I didn’t know much about Macau. Admittedly, I still don’t. It just seemed like one of those places you try and make time for if you’re already in Hong Kong because, well, it’s there. My father, not a gambling man unlike most of his friends, likes it for the food.
“The egg tart place,” he said excitedly, when I asked him where I ought to take E and C when we visited from Hong Kong, “Let me get you the business card. It’s one of the best egg tarts you’ll ever have.”
I waited in the living room while he went to his study to retrieve the business card, and then to the garage, where he keeps outdated travel maps. My father is the epitome of homebody – he travels via television – but if he does travel he does so whole-heartedly if a bit blindly in the way men his age do, when they go to look but not to see. He becomes Uber-Tourist, hoarding free maps, business cards and trivia, and snapping photos all along the way with a camera that is usually much too complicated for his photos to reap full benefits. On a recent trip to Hainan island with my mother, my father clicked away furiously while my mother walked slowly behind him, pausing occasionally to sniff a flower or examine a leaf.
“Your husband,” the other tourists observed, “Is very busy.”
“Yes,” she said blandly, rolling her eyes at Uber-Tourist, “let him busy himself.”
Among friends, he is almost laughably, the “learned traveler,” because even though you can’t have a two minute conversation with him without him interrupting you ten times, he’s remarkably sharp and he pays attention. Uber-Tourist for sure, but in his defense a curious travler as well. We both like to pepper the locals – street vendors and cab drivers and the like – with questions about society. My father tucks the information away and recounts them verbally to anyone who will listen. I take mental notes and later, if I remember enough, blog about it.
He came back from the garage clutching a half dozen maps to his chest which he excitedly spread out across the table:
“Here’s where you want to go,” he said, pulling up a chair and motioning me to sit down, “I know you don’t have any interest in the casinos, but you can take the free shuttle buses into the Old Town…”
Thus began an hour long verbal tour of Macau via outdated map, interspersed with jaunts down my father’s lanes of memory in which he and his buddies were younger men who worked and played hard, drank like fish and ate like kings without worrying about cholesterol and heart attacks. Each trip to Macau, he laughed, meant they would lose money and gain weight, not the world’s worst trade off, he said, jabbing me with his elbow, unless you’re a young, single woman.
Times were different now: his friends all sported various diet-related illnesses and begged out of such trips or stopped planning them altogether. They ate light dinners, hardly drank, and went home early, as soon as dinner finished. They developed other interests and took different types of trips – in my father’s case, amateur photography and Hainan island with my mother, who can count the number of drinks she’s had in this lifetime on one hand.
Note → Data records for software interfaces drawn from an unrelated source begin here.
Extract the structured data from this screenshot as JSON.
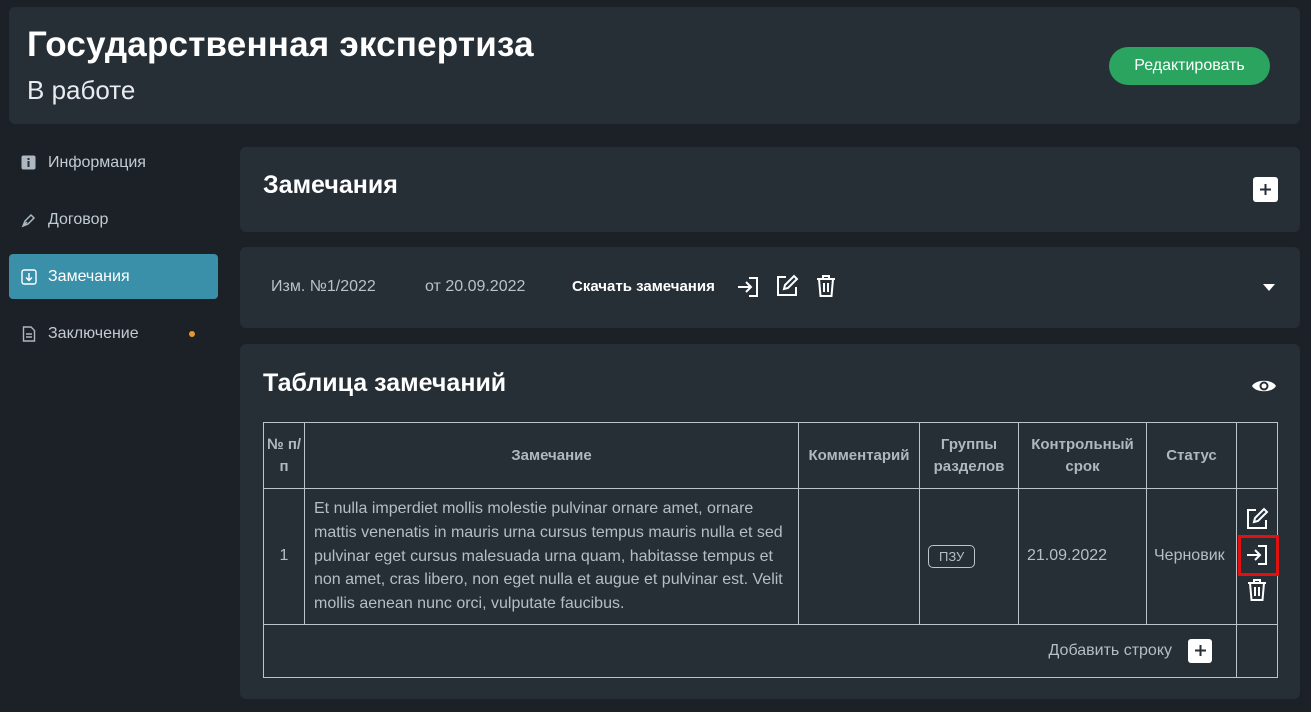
{
  "header": {
    "title": "Государственная экспертиза",
    "status": "В работе",
    "edit_label": "Редактировать"
  },
  "sidebar": {
    "items": [
      {
        "label": "Информация",
        "icon": "info-icon"
      },
      {
        "label": "Договор",
        "icon": "pen-icon"
      },
      {
        "label": "Замечания",
        "icon": "download-box-icon",
        "active": true
      },
      {
        "label": "Заключение",
        "icon": "document-icon",
        "has_dot": true
      }
    ]
  },
  "remarks_section": {
    "title": "Замечания"
  },
  "change": {
    "number": "Изм. №1/2022",
    "date": "от 20.09.2022",
    "download_label": "Скачать замечания"
  },
  "table_section": {
    "title": "Таблица замечаний",
    "columns": {
      "num": "№ п/п",
      "remark": "Замечание",
      "comment": "Комментарий",
      "groups": "Группы разделов",
      "deadline": "Контрольный срок",
      "status": "Статус"
    },
    "rows": [
      {
        "num": "1",
        "remark": "Et nulla imperdiet mollis molestie pulvinar ornare amet, ornare mattis venenatis in mauris urna cursus tempus mauris nulla et sed pulvinar eget cursus malesuada urna quam, habitasse tempus et non amet, cras libero, non eget nulla et augue et pulvinar est. Velit mollis aenean nunc orci, vulputate faucibus.",
        "comment": "",
        "group_tag": "ПЗУ",
        "deadline": "21.09.2022",
        "status": "Черновик"
      }
    ],
    "add_row_label": "Добавить строку"
  },
  "colors": {
    "background": "#1b2127",
    "card": "#262e36",
    "accent_green": "#2aa45f",
    "active_nav": "#3a8fa9",
    "dot": "#e8962e",
    "highlight": "#e31010"
  }
}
The map my father now so fondly gazed upon was of Macau, but also a place of rowdy, raucous memories, and now his daughter was planning to go.
At the end of the hour, I concluded that my father and I were not so different, though he was perhaps more enthusiastic about egg tarts than I could ever be. He rather enjoyed, I was surprised to learn, walking around Macau’s old town and listed more restaurants than I could finish eating in a week.
“It’s not like Vegas,” he said, “The shows are not worth watching and the atmosphere is still kind of seedy,”
He looked quietly down at the map with a soft smile, “But it’s quite different from anything you’ve ever seen and a good place to go with friends. I think you will enjoy it.”
What follows are photos from the day trip I took to Macau with E and C. We did not gamble and set foot in a fantastically shaped casino only to use the restroom, among the gaudiest I had ever seen, with crystals hanging from bright chandeliers that cast a disco-club like glow over each toilet.
My father was right, it was very different. Not in a good or bad way. Just different.
|Scene taken from the turbo-jet. Not recommended for those who get seasick easily.|
|My father’s recommendation. We were greedy and each ate two, then immediately regretted it.|
|A man neither Chinese nor Portuguese enjoying a gelato by a fountain in old town. A scene from Europe a stone’s throw away from China. That is the crazy thing about Macau.|
|An elderly Chinese man waiting outside the church. For what or whom, I’m not certain.|
|A woman rushing to mass.|
|Gorgeous brick atrium of the excellently preserved Casa de Lou Kau, home of a Chinese Merchant and gambling tycoon.|
|Another atrium. I wouldn’t mind if the rain fell into my house through a place like this.|
|A photo also taken on the way there, because it was nighttime when we left, but I like this shot.|